Burma 'needs more funds to fight Aids'
Medical charity Medecins Sans Frontieres (MSF) has called on international donors to make more money available to treat HIV/Aids in Burma.
Peter Paul de Groote, MSF head in Burma, told the BBC that the current situation was dire.
He said more than 15,000 Burmese die of HIV/Aids every year because they do not have access to anti-retroviral drugs.
The prevalence rate of the disease is at 0.67% - relatively low by international standards.
However, years of international isolation and sanctions have left Burma with a threadbare healthcare system.
At the launch of a new report called Lives in the Balance, MSF said that only a quarter of the estimated 120,000 people living with HIV and Aids were receiving treatment, and that it was turning people away from its clinics.
"It's an unacceptable decision that our doctors have to make on a day to day basis," Mr de Groote said.
"We have to prioritise those who are sickest and will die soon to save their lives. Other people we have to turn away and say come back when you are sicker."
Last year, plans were made for a massive scaling up in the provision of anti-retroviral drugs in Burma, with MSF and its partners hoping to reach 100,000 people.

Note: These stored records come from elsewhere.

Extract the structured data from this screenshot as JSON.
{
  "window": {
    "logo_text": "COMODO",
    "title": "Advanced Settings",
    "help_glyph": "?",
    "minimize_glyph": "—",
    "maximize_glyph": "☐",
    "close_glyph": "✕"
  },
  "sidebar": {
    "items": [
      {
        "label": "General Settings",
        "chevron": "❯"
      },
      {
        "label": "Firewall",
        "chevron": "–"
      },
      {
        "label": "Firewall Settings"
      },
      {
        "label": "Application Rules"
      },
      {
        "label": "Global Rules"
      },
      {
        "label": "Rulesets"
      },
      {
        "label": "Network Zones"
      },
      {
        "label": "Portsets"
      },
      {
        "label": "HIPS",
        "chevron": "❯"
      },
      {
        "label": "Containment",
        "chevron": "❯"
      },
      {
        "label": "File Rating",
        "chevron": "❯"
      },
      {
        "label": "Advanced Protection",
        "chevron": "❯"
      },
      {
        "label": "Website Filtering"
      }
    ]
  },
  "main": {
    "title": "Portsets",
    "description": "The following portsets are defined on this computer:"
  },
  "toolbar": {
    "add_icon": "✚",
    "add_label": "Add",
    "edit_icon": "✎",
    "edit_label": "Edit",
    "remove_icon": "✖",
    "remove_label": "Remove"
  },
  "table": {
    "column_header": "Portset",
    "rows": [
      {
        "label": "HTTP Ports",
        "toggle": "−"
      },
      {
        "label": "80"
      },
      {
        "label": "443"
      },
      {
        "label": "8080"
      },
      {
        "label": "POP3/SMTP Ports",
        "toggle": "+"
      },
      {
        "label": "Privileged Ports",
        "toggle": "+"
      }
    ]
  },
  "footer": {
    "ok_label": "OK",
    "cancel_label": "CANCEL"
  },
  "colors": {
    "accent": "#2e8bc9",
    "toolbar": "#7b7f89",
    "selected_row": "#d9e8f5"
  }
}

But those proposals were shelved after the Global Fund, a public-private initiative that provides the bulk of money to fight Aids worldwide, said a drop in donations meant it no longer had the resources to support new projects.
Burma spends a quarter of its budget on the military and only a fraction of that on health, but Mr de Groote said his organisation had not asked the army-backed authorities to reassess their priorities.
"We are not politicians, but we do hope the health sector will receive more money over time, and there are some indications that this will happen," he said.
MSF's new report comes amid continuing signs of political reform in Burma.
Hundreds of political prisoners have been freed and Nobel laureate Aung San Suu Kyi's political party, the National League for Democracy, will contest in April its first elections since 1990.
If that vote is seen as being free and fair, then Western sanctions could be loosened or lifted and developmental assistance stepped up.